Arizona is experiencing what officials are considering to be a catastrophic wildfire season. In a press conference, Governor Doug Ducey, the Arizona Department of Forestry and Fire Management, along with federal and local wildland fire officials emphasized the importance of residents and visitors alike to be cautious and prepared for this coming wildfire season. Governor Ducey during the conference stated that in 2021, more than 1,700 wildfires burned approximately 525,000 acres of land across the state in all land jurisdictions. This year does not look promising, with wildfire activity already present throughout the state while the weather has yet to warm up to summer conditions.
So far Arizona has already experienced five wildfires, Crooks Fire, San Rafael Fire, Locklin Fire, Presumido Peak Fire, and Tunnel Fire. These wildfires have collectively consumed 42,813 acres of land within the state according to data from the U.S. Forest Service wildfire tracking website InciWeb. The Tunnel Fire alone burned more than 19,000 acres and was so destructive that Governor Doug Ducey had to declare a State of Emergency to assist communities in affected areas with resources needed to respond and recover from the fire.
According to the National Oceanic and Atmospheric Administration’s (NOAA) 2022 National Centers For Environmental Information State Climate Summaries, temperatures in Arizona have risen by 2.5°F since the beginning of the 20th century and the first 21 years of this century have been the warmest period on record for the state. The summary also found that Arizona has experienced a long-term drought that has lasted more than 20 years as well as record low water levels in Lake Mead, a critical water resource for the state. Naturally occurring droughts are expected to become more intense during cooler seasons since Arizona has not experienced frequent precipitation events.
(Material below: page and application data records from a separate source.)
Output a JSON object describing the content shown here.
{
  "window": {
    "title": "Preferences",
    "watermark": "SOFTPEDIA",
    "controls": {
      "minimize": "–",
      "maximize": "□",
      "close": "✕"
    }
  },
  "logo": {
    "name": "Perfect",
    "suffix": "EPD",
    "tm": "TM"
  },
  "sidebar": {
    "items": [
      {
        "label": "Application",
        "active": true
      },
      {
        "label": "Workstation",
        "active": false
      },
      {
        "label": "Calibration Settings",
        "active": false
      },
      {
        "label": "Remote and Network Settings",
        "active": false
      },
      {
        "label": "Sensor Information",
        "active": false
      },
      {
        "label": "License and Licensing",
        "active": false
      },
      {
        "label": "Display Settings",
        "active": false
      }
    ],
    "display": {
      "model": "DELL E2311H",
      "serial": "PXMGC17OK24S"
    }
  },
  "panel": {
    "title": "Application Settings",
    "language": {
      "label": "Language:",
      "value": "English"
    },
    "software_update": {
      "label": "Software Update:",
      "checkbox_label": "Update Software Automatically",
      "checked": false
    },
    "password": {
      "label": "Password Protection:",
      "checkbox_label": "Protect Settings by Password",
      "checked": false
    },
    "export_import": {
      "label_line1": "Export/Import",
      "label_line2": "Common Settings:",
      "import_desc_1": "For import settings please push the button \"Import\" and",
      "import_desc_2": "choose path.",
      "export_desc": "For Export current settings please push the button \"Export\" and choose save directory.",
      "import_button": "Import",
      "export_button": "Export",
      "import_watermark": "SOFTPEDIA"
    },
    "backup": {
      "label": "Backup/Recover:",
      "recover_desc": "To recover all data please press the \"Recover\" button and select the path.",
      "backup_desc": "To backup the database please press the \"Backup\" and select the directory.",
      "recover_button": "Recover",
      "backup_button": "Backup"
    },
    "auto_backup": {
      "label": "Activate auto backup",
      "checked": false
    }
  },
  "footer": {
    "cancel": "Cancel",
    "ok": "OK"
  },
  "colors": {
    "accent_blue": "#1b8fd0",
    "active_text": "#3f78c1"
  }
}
The U.S. Drought Monitor supports the research present in the NOAA summary. The monitor updates every Tuesday, and as of May 17th, 67 percent of the areas within Arizona experience severe to exceptional drought conditions. These conditions affect many residents across the state, and according to the National Integrated Drought Information System, 100 percent of people in Yuma County experience severe levels of drought and 4.91 percent experience extreme levels of drought.
Governor Ducey last year signed Arizona Senate Bill 1442 with the aim to prevent more wildfires by employing Arizona inmates to clear forests of debris and handle vegetation management. The goal of this initiative is to improve the overall health of the state’s forests while inmates gain new opportunities and skills during incarceration which will prepare them for employment once they are released. The city of Phoenix also has a Climate Action Plan that is a long-term strategy which aims to reduce greenhouse gas emissions from local city operations and community activities with the goal of being carbon neutral by 2050 in order to prepare for the increasing impacts of climate change.